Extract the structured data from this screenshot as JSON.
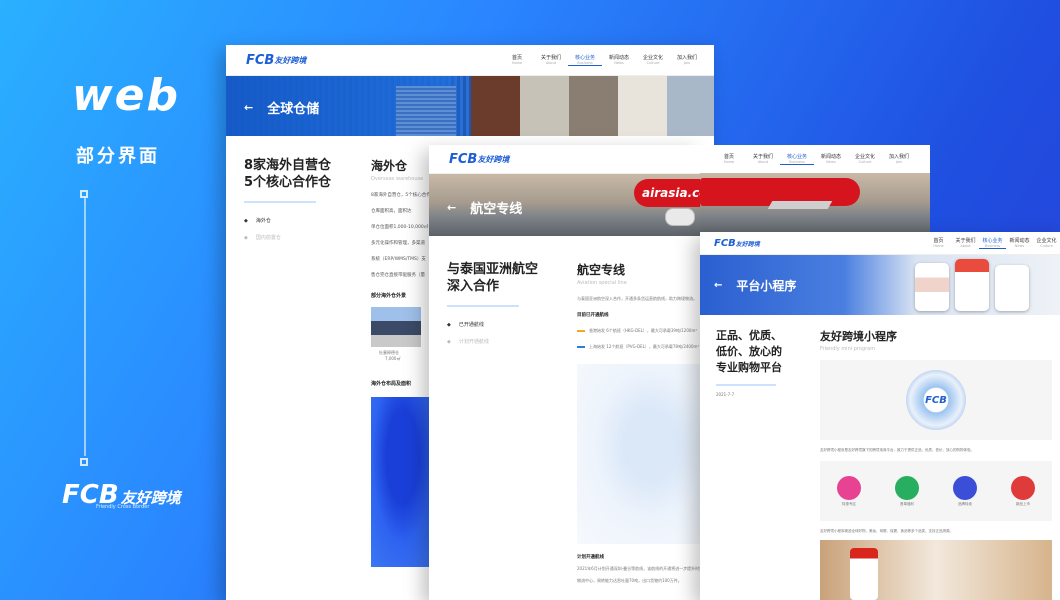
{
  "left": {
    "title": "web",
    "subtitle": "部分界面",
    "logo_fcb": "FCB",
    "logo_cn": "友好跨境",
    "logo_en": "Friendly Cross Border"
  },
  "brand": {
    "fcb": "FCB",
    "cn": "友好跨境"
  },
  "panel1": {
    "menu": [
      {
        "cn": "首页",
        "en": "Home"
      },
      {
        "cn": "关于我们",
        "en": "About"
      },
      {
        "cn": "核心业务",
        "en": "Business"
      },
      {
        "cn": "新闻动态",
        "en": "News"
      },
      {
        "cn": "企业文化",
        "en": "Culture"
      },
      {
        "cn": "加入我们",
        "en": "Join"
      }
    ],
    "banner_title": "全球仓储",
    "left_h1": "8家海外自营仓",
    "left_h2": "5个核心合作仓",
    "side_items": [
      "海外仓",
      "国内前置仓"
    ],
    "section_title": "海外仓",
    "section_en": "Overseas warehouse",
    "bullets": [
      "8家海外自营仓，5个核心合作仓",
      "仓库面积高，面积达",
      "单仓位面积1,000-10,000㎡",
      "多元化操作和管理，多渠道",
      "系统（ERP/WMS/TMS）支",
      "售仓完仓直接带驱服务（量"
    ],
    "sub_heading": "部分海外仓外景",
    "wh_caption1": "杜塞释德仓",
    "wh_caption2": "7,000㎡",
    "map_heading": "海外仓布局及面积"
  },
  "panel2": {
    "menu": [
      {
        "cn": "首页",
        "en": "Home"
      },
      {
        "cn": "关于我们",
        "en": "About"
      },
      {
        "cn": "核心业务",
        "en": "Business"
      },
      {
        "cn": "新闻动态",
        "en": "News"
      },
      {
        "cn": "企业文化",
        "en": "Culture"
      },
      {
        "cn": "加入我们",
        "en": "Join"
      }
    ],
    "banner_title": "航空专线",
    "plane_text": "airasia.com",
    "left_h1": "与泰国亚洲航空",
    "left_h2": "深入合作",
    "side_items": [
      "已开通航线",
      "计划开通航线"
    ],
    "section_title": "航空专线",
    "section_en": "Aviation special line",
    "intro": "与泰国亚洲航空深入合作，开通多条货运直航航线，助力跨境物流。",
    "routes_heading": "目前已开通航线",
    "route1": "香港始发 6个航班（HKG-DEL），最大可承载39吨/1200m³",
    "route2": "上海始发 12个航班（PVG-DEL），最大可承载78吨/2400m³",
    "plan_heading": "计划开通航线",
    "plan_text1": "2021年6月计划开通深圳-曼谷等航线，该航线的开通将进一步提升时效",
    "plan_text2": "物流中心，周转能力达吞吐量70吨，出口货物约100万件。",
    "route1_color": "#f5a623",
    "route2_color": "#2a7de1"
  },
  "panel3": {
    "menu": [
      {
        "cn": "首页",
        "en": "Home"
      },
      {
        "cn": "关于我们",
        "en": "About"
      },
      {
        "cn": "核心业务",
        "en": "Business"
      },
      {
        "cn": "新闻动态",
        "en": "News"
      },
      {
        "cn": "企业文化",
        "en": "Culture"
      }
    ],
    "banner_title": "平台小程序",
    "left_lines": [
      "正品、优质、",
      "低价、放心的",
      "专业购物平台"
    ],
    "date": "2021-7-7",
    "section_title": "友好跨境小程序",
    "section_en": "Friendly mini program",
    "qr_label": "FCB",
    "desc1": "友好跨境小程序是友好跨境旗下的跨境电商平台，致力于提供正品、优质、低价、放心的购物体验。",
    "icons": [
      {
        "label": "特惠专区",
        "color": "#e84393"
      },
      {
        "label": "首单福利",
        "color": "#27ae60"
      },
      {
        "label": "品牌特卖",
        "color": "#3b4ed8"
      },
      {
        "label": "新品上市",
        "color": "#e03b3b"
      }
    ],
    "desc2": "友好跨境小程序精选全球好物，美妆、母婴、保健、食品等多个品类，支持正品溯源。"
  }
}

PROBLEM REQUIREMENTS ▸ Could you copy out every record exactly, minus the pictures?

WRITTEN RESPONSE ▸
Extract the structured data from this screenshot as JSON.
{
  "left": {
    "title": "web",
    "subtitle": "部分界面",
    "logo_fcb": "FCB",
    "logo_cn": "友好跨境",
    "logo_en": "Friendly Cross Border"
  },
  "brand": {
    "fcb": "FCB",
    "cn": "友好跨境"
  },
  "panel1": {
    "menu": [
      {
        "cn": "首页",
        "en": "Home"
      },
      {
        "cn": "关于我们",
        "en": "About"
      },
      {
        "cn": "核心业务",
        "en": "Business"
      },
      {
        "cn": "新闻动态",
        "en": "News"
      },
      {
        "cn": "企业文化",
        "en": "Culture"
      },
      {
        "cn": "加入我们",
        "en": "Join"
      }
    ],
    "banner_title": "全球仓储",
    "left_h1": "8家海外自营仓",
    "left_h2": "5个核心合作仓",
    "side_items": [
      "海外仓",
      "国内前置仓"
    ],
    "section_title": "海外仓",
    "section_en": "Overseas warehouse",
    "bullets": [
      "8家海外自营仓，5个核心合作仓",
      "仓库面积高，面积达",
      "单仓位面积1,000-10,000㎡",
      "多元化操作和管理，多渠道",
      "系统（ERP/WMS/TMS）支",
      "售仓完仓直接带驱服务（量"
    ],
    "sub_heading": "部分海外仓外景",
    "wh_caption1": "杜塞释德仓",
    "wh_caption2": "7,000㎡",
    "map_heading": "海外仓布局及面积"
  },
  "panel2": {
    "menu": [
      {
        "cn": "首页",
        "en": "Home"
      },
      {
        "cn": "关于我们",
        "en": "About"
      },
      {
        "cn": "核心业务",
        "en": "Business"
      },
      {
        "cn": "新闻动态",
        "en": "News"
      },
      {
        "cn": "企业文化",
        "en": "Culture"
      },
      {
        "cn": "加入我们",
        "en": "Join"
      }
    ],
    "banner_title": "航空专线",
    "plane_text": "airasia.com",
    "left_h1": "与泰国亚洲航空",
    "left_h2": "深入合作",
    "side_items": [
      "已开通航线",
      "计划开通航线"
    ],
    "section_title": "航空专线",
    "section_en": "Aviation special line",
    "intro": "与泰国亚洲航空深入合作，开通多条货运直航航线，助力跨境物流。",
    "routes_heading": "目前已开通航线",
    "route1": "香港始发 6个航班（HKG-DEL），最大可承载39吨/1200m³",
    "route2": "上海始发 12个航班（PVG-DEL），最大可承载78吨/2400m³",
    "plan_heading": "计划开通航线",
    "plan_text1": "2021年6月计划开通深圳-曼谷等航线，该航线的开通将进一步提升时效",
    "plan_text2": "物流中心，周转能力达吞吐量70吨，出口货物约100万件。",
    "route1_color": "#f5a623",
    "route2_color": "#2a7de1"
  },
  "panel3": {
    "menu": [
      {
        "cn": "首页",
        "en": "Home"
      },
      {
        "cn": "关于我们",
        "en": "About"
      },
      {
        "cn": "核心业务",
        "en": "Business"
      },
      {
        "cn": "新闻动态",
        "en": "News"
      },
      {
        "cn": "企业文化",
        "en": "Culture"
      }
    ],
    "banner_title": "平台小程序",
    "left_lines": [
      "正品、优质、",
      "低价、放心的",
      "专业购物平台"
    ],
    "date": "2021-7-7",
    "section_title": "友好跨境小程序",
    "section_en": "Friendly mini program",
    "qr_label": "FCB",
    "desc1": "友好跨境小程序是友好跨境旗下的跨境电商平台，致力于提供正品、优质、低价、放心的购物体验。",
    "icons": [
      {
        "label": "特惠专区",
        "color": "#e84393"
      },
      {
        "label": "首单福利",
        "color": "#27ae60"
      },
      {
        "label": "品牌特卖",
        "color": "#3b4ed8"
      },
      {
        "label": "新品上市",
        "color": "#e03b3b"
      }
    ],
    "desc2": "友好跨境小程序精选全球好物，美妆、母婴、保健、食品等多个品类，支持正品溯源。"
  }
}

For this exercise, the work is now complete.